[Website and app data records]
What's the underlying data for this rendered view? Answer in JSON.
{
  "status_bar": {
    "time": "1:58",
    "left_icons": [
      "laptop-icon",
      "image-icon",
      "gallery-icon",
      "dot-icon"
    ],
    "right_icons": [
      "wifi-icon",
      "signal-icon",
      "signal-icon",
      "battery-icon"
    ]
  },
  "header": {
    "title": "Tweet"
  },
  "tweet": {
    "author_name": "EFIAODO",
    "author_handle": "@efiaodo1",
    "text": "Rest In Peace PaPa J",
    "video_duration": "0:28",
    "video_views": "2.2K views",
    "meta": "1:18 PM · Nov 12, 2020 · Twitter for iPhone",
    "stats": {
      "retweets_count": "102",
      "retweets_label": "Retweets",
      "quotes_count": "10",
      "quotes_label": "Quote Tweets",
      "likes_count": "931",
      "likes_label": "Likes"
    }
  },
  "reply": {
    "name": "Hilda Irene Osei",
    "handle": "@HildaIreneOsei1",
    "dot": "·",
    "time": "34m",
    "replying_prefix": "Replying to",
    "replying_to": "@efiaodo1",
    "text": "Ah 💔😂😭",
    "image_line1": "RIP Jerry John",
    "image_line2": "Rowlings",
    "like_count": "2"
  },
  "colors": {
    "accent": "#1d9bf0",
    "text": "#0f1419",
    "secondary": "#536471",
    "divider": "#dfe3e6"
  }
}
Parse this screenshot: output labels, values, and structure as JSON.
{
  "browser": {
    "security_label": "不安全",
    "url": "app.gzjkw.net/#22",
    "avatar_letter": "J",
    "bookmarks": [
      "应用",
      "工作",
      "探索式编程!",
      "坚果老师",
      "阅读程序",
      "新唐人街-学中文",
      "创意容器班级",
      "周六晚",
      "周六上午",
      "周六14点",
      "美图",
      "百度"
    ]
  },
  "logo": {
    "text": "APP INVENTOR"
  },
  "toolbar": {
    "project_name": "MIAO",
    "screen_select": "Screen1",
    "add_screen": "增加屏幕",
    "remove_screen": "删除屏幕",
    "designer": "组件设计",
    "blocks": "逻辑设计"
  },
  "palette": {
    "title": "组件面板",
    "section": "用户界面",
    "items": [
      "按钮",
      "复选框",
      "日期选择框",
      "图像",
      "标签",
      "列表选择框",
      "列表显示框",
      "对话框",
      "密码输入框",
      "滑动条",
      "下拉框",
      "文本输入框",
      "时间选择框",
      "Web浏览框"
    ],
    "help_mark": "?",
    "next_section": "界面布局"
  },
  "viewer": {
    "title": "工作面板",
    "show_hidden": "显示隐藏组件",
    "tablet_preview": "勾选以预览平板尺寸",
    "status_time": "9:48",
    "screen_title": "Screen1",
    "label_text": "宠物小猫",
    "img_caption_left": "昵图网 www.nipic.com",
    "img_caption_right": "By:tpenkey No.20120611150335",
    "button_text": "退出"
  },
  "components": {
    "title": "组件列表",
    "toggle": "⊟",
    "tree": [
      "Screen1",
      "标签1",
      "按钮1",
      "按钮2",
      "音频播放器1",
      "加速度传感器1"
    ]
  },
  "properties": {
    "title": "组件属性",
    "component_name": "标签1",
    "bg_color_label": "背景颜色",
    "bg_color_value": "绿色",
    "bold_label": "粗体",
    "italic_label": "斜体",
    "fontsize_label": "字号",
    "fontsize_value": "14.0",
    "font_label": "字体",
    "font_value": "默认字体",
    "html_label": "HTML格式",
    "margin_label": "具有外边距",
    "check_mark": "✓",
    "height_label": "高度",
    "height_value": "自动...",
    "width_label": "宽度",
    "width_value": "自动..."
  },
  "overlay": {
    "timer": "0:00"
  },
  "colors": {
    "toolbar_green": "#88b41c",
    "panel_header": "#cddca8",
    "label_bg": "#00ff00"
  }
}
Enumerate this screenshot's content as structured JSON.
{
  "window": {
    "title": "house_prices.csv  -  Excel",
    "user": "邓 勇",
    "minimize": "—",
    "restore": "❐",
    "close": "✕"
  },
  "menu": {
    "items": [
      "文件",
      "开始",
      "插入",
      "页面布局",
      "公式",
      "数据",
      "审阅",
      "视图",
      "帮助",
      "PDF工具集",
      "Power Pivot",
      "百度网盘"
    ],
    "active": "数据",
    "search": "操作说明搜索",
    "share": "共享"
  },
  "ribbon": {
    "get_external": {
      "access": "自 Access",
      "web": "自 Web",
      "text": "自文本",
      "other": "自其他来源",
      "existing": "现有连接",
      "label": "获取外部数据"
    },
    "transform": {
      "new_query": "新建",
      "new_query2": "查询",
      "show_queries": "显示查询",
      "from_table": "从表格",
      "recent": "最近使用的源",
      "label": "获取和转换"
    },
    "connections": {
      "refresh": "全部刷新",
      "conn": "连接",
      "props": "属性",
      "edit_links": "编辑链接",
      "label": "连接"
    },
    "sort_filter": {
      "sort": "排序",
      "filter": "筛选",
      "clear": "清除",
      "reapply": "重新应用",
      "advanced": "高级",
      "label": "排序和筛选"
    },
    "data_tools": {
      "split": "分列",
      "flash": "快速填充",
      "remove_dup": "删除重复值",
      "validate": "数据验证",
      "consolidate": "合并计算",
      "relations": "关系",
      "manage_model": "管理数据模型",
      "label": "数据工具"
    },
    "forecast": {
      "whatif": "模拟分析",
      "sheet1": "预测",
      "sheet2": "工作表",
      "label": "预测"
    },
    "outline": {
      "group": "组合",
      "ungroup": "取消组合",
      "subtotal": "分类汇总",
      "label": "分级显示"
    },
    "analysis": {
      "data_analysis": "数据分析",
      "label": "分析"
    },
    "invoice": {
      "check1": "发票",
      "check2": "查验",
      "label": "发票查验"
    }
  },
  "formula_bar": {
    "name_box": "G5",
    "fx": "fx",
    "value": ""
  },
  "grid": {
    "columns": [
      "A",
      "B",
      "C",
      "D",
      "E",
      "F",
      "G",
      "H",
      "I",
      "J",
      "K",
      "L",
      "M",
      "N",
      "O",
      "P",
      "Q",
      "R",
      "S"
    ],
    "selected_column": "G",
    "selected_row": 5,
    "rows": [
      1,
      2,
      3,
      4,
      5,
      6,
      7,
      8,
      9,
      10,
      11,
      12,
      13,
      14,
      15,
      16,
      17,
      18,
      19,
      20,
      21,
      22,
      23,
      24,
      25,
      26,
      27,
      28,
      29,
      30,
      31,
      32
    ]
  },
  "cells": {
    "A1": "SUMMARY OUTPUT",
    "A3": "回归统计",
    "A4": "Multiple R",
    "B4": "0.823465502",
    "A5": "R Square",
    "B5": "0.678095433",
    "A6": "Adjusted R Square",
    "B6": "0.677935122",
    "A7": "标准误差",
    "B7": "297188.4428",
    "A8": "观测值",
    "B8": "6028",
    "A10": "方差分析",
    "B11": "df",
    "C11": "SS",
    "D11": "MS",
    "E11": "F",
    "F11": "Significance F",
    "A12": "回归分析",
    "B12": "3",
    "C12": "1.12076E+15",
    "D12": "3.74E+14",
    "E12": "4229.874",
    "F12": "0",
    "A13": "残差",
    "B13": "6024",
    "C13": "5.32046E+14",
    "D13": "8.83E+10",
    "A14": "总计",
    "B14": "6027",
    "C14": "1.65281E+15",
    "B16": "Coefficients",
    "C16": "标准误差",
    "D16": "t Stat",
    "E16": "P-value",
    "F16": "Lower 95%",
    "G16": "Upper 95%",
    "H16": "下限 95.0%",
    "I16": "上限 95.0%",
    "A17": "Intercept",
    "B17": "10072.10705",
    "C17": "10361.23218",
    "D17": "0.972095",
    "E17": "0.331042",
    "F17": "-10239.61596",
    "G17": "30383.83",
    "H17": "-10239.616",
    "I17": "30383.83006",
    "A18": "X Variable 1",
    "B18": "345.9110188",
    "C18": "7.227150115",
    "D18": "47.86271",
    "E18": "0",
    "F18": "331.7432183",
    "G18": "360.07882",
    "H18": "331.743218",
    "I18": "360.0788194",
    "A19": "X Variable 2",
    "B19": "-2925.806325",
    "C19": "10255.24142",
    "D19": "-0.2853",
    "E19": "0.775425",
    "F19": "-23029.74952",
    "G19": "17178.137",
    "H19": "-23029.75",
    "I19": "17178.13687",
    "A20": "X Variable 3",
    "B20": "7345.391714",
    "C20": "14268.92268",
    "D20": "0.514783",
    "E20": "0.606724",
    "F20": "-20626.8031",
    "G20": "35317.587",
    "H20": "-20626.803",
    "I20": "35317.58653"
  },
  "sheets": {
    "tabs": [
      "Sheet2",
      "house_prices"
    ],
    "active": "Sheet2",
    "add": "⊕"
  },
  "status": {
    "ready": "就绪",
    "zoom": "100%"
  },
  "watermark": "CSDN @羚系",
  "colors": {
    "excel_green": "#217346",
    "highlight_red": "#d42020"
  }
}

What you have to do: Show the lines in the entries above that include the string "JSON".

Written solution:
What's the underlying data for this rendered view? Answer in JSON.
Parse this screenshot: output labels, values, and structure as JSON.
Enumerate this screenshot's content as structured JSON.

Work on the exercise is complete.